PEOPLE OF DEWITT TWP V JEFFREY ADAMS PORTERAnnotate this Case
STATE OF MICHIGAN
COURT OF APPEALS
PEOPLE OF THE TOWNSHIP OF DEWITT,
June 9, 1998
Clinton Circuit Court
LC No. 96-008244 AV
JEFFREY ADAMS PORTER,
Before: Wahls, P.J., and Jansen and Gage, JJ.
Defendant appeals by leave granted the circuit court order affirming the district court’s denial of
his motion to suppress. We affirm. This appeal is being decided without oral argument pursuant to
A vehicle being driven by defendant was stopped by police after a citizen reported that it was
slowly circling his block repeatedly.
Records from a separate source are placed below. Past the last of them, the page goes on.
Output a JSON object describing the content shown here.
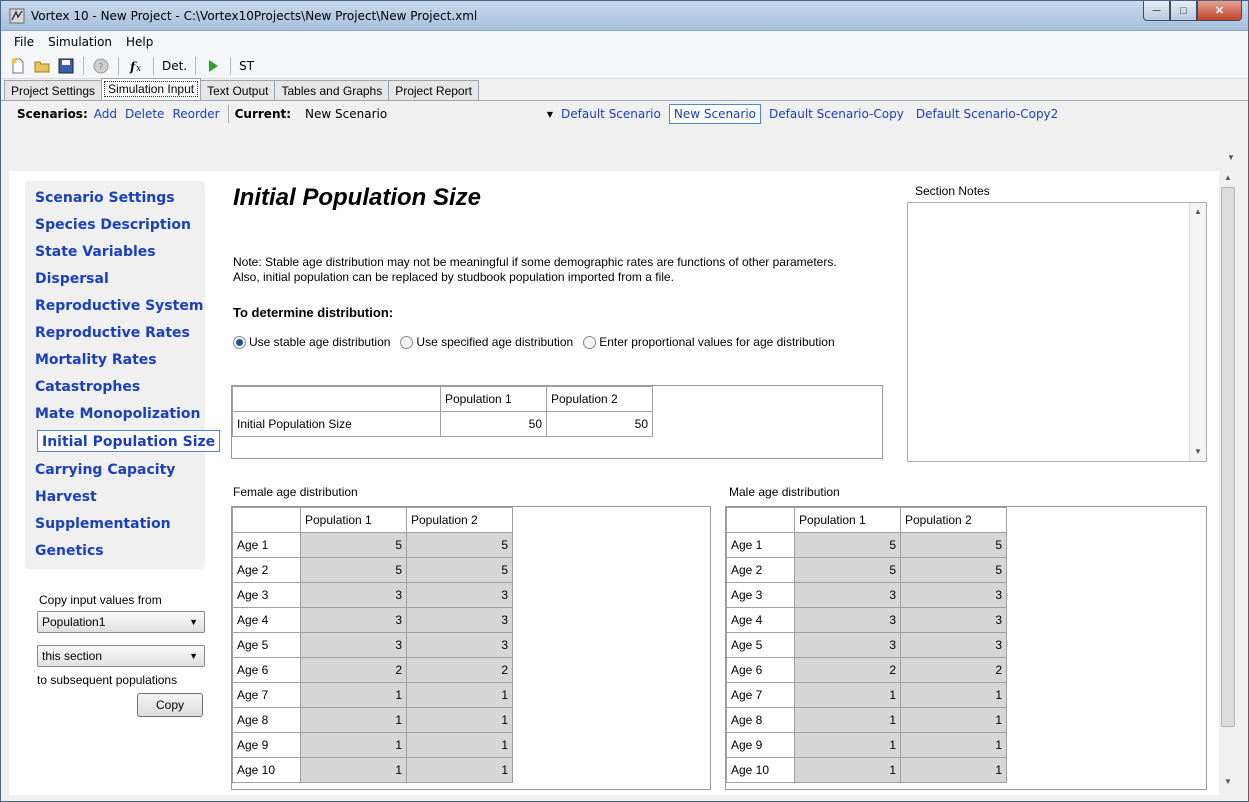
{
  "window": {
    "title": "Vortex 10 - New Project - C:\\Vortex10Projects\\New Project\\New Project.xml"
  },
  "menu": [
    "File",
    "Simulation",
    "Help"
  ],
  "toolbar": {
    "det_label": "Det.",
    "st_label": "ST"
  },
  "tabs": [
    "Project Settings",
    "Simulation Input",
    "Text Output",
    "Tables and Graphs",
    "Project Report"
  ],
  "scenarios": {
    "label": "Scenarios:",
    "add": "Add",
    "delete": "Delete",
    "reorder": "Reorder",
    "current_label": "Current:",
    "current_value": "New Scenario",
    "list": [
      "Default Scenario",
      "New Scenario",
      "Default Scenario-Copy",
      "Default Scenario-Copy2"
    ]
  },
  "nav": [
    "Scenario Settings",
    "Species Description",
    "State Variables",
    "Dispersal",
    "Reproductive System",
    "Reproductive Rates",
    "Mortality Rates",
    "Catastrophes",
    "Mate Monopolization",
    "Initial Population Size",
    "Carrying Capacity",
    "Harvest",
    "Supplementation",
    "Genetics"
  ],
  "copy": {
    "label": "Copy input values from",
    "population": "Population1",
    "section": "this section",
    "to_label": "to subsequent populations",
    "button": "Copy"
  },
  "main": {
    "heading": "Initial Population Size",
    "note_line1": "Note: Stable age distribution may not be meaningful if some demographic rates are functions of other parameters.",
    "note_line2": "Also, initial population can be replaced by studbook population imported from a file.",
    "dist_label": "To determine distribution:",
    "radio_stable": "Use stable age distribution",
    "radio_specified": "Use specified age distribution",
    "radio_proportional": "Enter proportional values for age distribution"
  },
  "init_table": {
    "headers": [
      "",
      "Population 1",
      "Population 2"
    ],
    "row_label": "Initial Population Size",
    "values": [
      "50",
      "50"
    ]
  },
  "female": {
    "label": "Female age distribution",
    "headers": [
      "",
      "Population 1",
      "Population 2"
    ],
    "rows": [
      [
        "Age 1",
        "5",
        "5"
      ],
      [
        "Age 2",
        "5",
        "5"
      ],
      [
        "Age 3",
        "3",
        "3"
      ],
      [
        "Age 4",
        "3",
        "3"
      ],
      [
        "Age 5",
        "3",
        "3"
      ],
      [
        "Age 6",
        "2",
        "2"
      ],
      [
        "Age 7",
        "1",
        "1"
      ],
      [
        "Age 8",
        "1",
        "1"
      ],
      [
        "Age 9",
        "1",
        "1"
      ],
      [
        "Age 10",
        "1",
        "1"
      ]
    ]
  },
  "male": {
    "label": "Male age distribution",
    "headers": [
      "",
      "Population 1",
      "Population 2"
    ],
    "rows": [
      [
        "Age 1",
        "5",
        "5"
      ],
      [
        "Age 2",
        "5",
        "5"
      ],
      [
        "Age 3",
        "3",
        "3"
      ],
      [
        "Age 4",
        "3",
        "3"
      ],
      [
        "Age 5",
        "3",
        "3"
      ],
      [
        "Age 6",
        "2",
        "2"
      ],
      [
        "Age 7",
        "1",
        "1"
      ],
      [
        "Age 8",
        "1",
        "1"
      ],
      [
        "Age 9",
        "1",
        "1"
      ],
      [
        "Age 10",
        "1",
        "1"
      ]
    ]
  },
  "section_notes": {
    "title": "Section Notes"
  }
}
Officers observed no traffic violations, and stopped the vehicle
based solely on the citizen’s unsupported suspicions. Based on information provided in the traffic stop,
defendant was charged with driving in violation of a restricted license. Defendant moved to suppress
the license as evidence, based on an illegal stop. The district court denied the motion.
On appeal, the circuit court found that the stop was illegal, but that the evidence need not be
suppressed, following the attenuation exception to the exclusionary rule, discussed in People v Walker,
27 Mich App 609; 183 NW2d 871 (1970) and People v Lambert, 174 Mich App 610; 436 NW2d
699 (1989). Defendant moved for rehearing based on the recent decision in People v LoCicero (After
Remand), 453 Mich 496; 556 NW2d 498 (1996). The circuit court denied defendant’s motion,
finding that LoCicero distinguished Walker and Lambert, and did not overrule them.
Plaintiff has not contested that the initial stop was improper. The exclusionary rule forbids the
use of direct and indirect evidence acquired from governmental misconduct. LoCicero, supra, p 508.
Three exceptions to the exclusionary rule have emerged: the independent source exception, the
attenuation exception, and the inevitable discovery exception. Id. In LoCicero, the
Supreme Court construed the attenuation exception consistent with Lambert, supra and Walker,
supra. When a defendant claims that physical evidence should be suppressed as a result of an unlawful
seizure of his person, the appropriate inquiry is whether that evidence was procured by an exploitation
of the illegality, or by means sufficiently distinguishable to be purged of the primary taint. Lambert,
supra, p 617. This finding depends on whether there has been an exploitation of the primary illegality.
Here, there was no showing that the police sought to exploit the primary illegality of their stop.
The initial suspicions were based on defendant’s act of repeatedly circling a residential neighborhood at
slow speed late at night. There is no claim that the officer had any suspicions related to the status of
defendant’s driver’s license. The officer observed no traffic violations. The charge was passively
related to an improper stop, obtaining defendant’s driver’s license information, rather than the active
exploitation of looking for illegal substances, found in LoCicero The circuit court properly applied the
attenuation exception to affirm the denial of defendant’s motion to suppress.
/s/ Myron H. Wahls
/s/ Kathleen Jansen
/s/ Hilda R. Gage